"[T]o state a claim for relief under § 1983, a plaintiff must allege sufficient facts to show (1) that the defendant(s) acted under color of state law, and (2) that the alleged wrongful conduct deprived the plaintiff of a constitutionally protected federal right. " Zutz v. Nelson, 601 F.3d 842, 848 (8th Cir. 2010) (quoting Schmidt v. City of Bella Villa, 557 F.3d 564, 571 (8th Cir. 2009)). In the instant case, Gardner alleges that Defendant Ligtenberg acted without authority when he enhanced Gardner's initial parole date, thereby violating Gardner's right to due process under the Fourteenth Amendment. Docket 1. To remedy this alleged violation, Gardner requests that the Court grant him nominal and punitive damages in the amount of $500 per day for each day Gardner was incarcerated beyond his original parole date of February 12, 2003, until he was actually granted parole in March 2006. Id.
Prisoners are entitled to the protections of the Fourteenth Amendment's Due Process Clause-"[t]hey may not be deprived of life, liberty, or property without due process of law." Wolff v. McDonnell, 418 U.S. 539, 557 (1974)(citations omitted). As the Supreme Court has recognized, "although there is no constitutional right to parole, a protected liberty interest may be created by the statutes governing parole in a given jurisdiction." Parker v. Carrothers, 750 F.2d 653, 655 (8th Cir. 1984) (citing Greenholtz v. Inmates of Neb. Penal and Carr. Complex, 442 U.S. 1 (1979)). In the instant action, Gardner has alleged that Ligtenberg acted without statutory authority by increasing the classification of Gardner's prior felony and taking into consideration Gardner's status as a habitual offender when he recalculated Gardner's parole eligibility date. Docket 1. Gardner claims that although these are factors to be considered at sentencing, they should have no effect on his parole eligibility date.

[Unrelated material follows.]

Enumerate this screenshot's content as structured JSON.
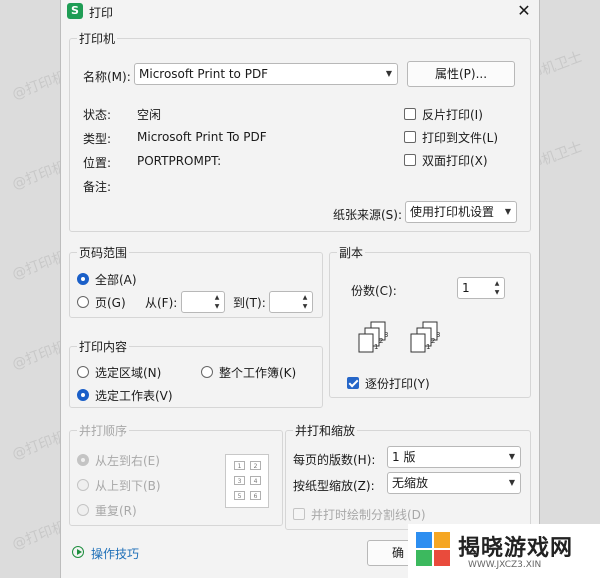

Id. Liberally construing these facts and drawing all reasonable inferences therefrom in Gardner's favor, the Court finds that Gardner has sufficiently alleged a due process claim for purposes of surviving initial review under 28 U.S.C. § 1915(e)(2)(B). Accordingly, it is
ORDERED that the clerk of court will cause service of the complaint, summons, and this order upon Defendant. All costs of service will be advanced by the United States.
IT IS FURTHER ORDERED that Defendant will serve and file an answer or responsive pleading to the complaint on or before 21 days following the date of service.
IT IS FURTHER ORDERED that Gardner will serve upon Defendant, or, if appearance has been entered by counsel, upon Defendant's counsel, a copy of every further pleading or other document submitted for consideration by the Court. He will include with the original paper to be filed with the clerk of court a certificate stating the date and that a true and correct copy of any document was mailed to Defendant or Defendant's counsel.